Understand the Costs Related to Cancer
When you find out you have cancer, you probably don’t initially think of the financial burden you’re facing. You want to spend your energy getting healthy and back to a normal life, and then figure out the rest later. The financial aspect of cancer, however, can have a huge impact on your overall health, happiness and well-being during your cancer journey, and feeling confident about your finances can help you tackle your treatment wholeheartedly.
The cancer-related expenses you experience will be unique to you, dependent on your diagnosis, your recommended treatment plan, your follow-up care and your level of insurance coverage. Managing these expenses is crucial: A 2013 study found that people with cancer are more than twice as likely to declare bankruptcy than people without cancer. Understanding your insurance, planning your budget and seeking financial assistance can keep you from becoming a part of this statistic. By spending the time to increase your knowledge and management of financial matters, you can take control of your financial situation right from the start.
Types of cancer-related costs
Cancer-related costs can be grouped into two types of expenses: medical and lifestyle. The medical expenses – including medical office visits, tests, treatments, drugs and caregiving – are the most obvious additions to your spending.
Less obvious are the increases in your routine living expenses because of new, cancer-related costs. After a cancer diagnosis, you may spend more money on transportation and travel, legal help and financial services. You may also need to hire help for child or elder care, meal preparation or housecleaning. And if possible, you might want to set aside extra money to enjoy special activities or trips with your family and friends to help ease the stress of this difficult time. These additional expenses are a heavy burden on their own but are even more substantial when combined with the possibility that your income may be reduced if you and/or your significant other are unable to work the same number of hours during your treatment.
Unfortunately, your cancer-related costs don’t end when your treatment is over. One study found that male survivors spend $4,000 more and female survivors spend $3,000 more than their cancer-free peers every year. You will need to budget for follow-up care, frequent screenings and checkups, and you might have to adjust to a permanently reduced income if you aren’t able to return to your regular work hours.
Talk to your health care team
Cancer-related costs can add up quickly, so it’s vital to talk to the members of your health care team about the cost of your cancer care. They understand that treatment can be expensive and may create financial hardship, so don’t be embarrassed to bring it up. One study found that while more than half of the patient participants wanted to talk to their doctors about costs, only 19 percent actually did—and it paid off. Fifty-seven percent of the patients who had conversations with their doctors about their financial concerns felt that it helped significantly decrease their costs, and even more felt it decreased their anxiety during the course of their treatment.
Many people are hesitant to ask about cutting costs because they fear their treatment will suffer.

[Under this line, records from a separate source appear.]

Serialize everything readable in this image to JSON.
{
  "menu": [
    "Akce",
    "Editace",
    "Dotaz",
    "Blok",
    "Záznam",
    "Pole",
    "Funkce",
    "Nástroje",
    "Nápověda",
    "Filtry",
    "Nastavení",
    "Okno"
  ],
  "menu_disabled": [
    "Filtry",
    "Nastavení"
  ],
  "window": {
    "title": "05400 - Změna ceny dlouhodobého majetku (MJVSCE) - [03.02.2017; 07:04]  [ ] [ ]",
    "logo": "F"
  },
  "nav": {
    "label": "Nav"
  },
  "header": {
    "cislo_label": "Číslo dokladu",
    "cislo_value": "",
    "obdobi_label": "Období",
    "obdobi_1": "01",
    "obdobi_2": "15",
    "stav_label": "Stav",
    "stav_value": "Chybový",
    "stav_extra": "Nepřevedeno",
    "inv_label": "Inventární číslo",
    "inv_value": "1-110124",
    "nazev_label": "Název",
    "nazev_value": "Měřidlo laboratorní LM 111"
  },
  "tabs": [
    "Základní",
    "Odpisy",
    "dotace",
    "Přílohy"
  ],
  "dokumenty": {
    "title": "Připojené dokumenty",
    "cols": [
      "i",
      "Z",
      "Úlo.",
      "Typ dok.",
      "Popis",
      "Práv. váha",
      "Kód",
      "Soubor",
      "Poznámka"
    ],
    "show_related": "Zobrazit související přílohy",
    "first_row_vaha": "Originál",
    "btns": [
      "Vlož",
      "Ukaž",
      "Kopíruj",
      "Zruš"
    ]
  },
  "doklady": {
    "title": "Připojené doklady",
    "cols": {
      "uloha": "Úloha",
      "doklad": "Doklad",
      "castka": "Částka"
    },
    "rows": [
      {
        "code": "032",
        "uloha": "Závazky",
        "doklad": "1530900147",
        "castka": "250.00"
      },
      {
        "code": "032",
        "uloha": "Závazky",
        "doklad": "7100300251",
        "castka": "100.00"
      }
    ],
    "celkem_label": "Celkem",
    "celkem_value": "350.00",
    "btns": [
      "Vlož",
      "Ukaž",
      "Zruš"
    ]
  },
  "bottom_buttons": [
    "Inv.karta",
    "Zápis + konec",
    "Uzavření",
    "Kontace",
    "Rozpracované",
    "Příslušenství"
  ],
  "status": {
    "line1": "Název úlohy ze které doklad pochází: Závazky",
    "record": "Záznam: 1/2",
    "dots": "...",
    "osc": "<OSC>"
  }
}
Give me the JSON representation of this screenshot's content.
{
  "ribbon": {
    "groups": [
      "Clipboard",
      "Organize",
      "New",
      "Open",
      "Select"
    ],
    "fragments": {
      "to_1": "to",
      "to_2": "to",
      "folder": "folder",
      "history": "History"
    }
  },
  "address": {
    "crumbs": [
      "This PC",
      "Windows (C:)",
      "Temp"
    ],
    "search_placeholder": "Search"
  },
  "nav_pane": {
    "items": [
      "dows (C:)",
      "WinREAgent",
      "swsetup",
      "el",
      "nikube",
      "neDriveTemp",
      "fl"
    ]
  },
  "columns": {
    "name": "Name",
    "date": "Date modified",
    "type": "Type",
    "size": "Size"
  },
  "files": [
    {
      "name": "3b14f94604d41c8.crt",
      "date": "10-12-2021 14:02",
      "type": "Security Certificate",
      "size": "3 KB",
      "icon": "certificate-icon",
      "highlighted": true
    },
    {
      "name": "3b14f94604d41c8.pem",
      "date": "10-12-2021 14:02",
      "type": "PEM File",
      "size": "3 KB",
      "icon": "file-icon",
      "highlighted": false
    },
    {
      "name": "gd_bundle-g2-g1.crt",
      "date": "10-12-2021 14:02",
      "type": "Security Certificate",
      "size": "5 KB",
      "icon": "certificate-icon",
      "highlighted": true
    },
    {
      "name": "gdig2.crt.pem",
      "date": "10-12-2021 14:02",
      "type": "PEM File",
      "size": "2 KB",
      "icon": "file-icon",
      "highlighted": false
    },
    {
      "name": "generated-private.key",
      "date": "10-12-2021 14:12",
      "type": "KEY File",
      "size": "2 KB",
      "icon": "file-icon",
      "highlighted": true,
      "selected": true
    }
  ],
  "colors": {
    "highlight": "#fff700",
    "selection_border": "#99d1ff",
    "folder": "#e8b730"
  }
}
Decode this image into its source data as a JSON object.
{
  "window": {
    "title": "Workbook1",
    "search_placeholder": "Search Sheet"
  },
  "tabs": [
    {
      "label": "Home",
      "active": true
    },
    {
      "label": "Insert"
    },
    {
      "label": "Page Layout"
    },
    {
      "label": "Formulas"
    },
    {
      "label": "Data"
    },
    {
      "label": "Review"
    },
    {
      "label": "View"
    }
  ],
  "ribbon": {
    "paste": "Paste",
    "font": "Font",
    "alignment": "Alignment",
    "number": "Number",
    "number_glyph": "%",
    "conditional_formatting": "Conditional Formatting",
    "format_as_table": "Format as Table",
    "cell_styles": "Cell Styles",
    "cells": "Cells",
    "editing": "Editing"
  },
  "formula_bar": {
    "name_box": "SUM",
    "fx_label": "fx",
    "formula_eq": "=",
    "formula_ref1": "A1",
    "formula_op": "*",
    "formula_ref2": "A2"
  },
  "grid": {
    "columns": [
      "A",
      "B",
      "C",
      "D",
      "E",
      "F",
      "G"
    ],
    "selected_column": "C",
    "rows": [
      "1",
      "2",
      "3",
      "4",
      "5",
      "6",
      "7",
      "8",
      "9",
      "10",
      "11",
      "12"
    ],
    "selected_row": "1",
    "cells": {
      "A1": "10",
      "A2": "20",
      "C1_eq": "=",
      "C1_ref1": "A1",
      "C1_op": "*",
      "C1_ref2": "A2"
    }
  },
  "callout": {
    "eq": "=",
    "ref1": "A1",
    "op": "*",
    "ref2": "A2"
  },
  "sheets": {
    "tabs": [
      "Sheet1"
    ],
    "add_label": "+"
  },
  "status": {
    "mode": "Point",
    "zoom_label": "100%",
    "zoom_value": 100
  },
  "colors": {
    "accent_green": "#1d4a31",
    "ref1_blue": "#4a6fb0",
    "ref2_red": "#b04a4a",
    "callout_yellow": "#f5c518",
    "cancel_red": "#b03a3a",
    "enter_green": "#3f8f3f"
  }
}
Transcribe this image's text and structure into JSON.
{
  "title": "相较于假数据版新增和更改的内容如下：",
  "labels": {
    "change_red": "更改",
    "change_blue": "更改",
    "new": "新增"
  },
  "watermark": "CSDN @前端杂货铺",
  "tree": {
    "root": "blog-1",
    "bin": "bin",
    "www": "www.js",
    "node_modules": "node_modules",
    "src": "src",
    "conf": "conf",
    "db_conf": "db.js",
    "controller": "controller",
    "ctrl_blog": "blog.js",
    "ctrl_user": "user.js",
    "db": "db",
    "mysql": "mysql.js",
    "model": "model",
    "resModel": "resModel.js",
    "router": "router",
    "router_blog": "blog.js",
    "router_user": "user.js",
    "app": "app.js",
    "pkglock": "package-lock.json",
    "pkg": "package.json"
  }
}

However, depending on your specific insurance coverage, your doctor may be able to prescribe alternative treatment options that are less expensive but just as effective. For example, intravenous chemotherapy drugs given in your doctor’s office are usually covered by medical insurance, but oral chemotherapy drugs that you take at home are usually covered through the insurer’s prescription benefit program. In either case you may have to pay out-of-pocket expenses, but one option may be much cheaper than the other.
Your health care team is an excellent resource for answers to your financial concerns. Be sure to talk to the financial staff at your doctor’s office about your insurance policy and out-of-pocket expenses.
Seek financial assistance
Before you become totally overwhelmed, know that there are hundreds of resources that provide financial assistance in a variety of categories, including child care, personal items (wigs, mastectomy bras, ostomy supplies, etc.), counseling services, legal help, wish fulfillment and transportation.
Social workers, advocates, financial counselors and patient navigators at your medical facility can refer you to local organizations that can help, and many advocacy groups and other nonprofit organizations will also point you toward sources of financial assistance. Federal laws also offer benefits, protect you from the loss of health insurance and guard against discrimination on the basis of your health. And don’t forget your family and friends. They can help you search for financial assistance and offer advice on what would be most helpful for you.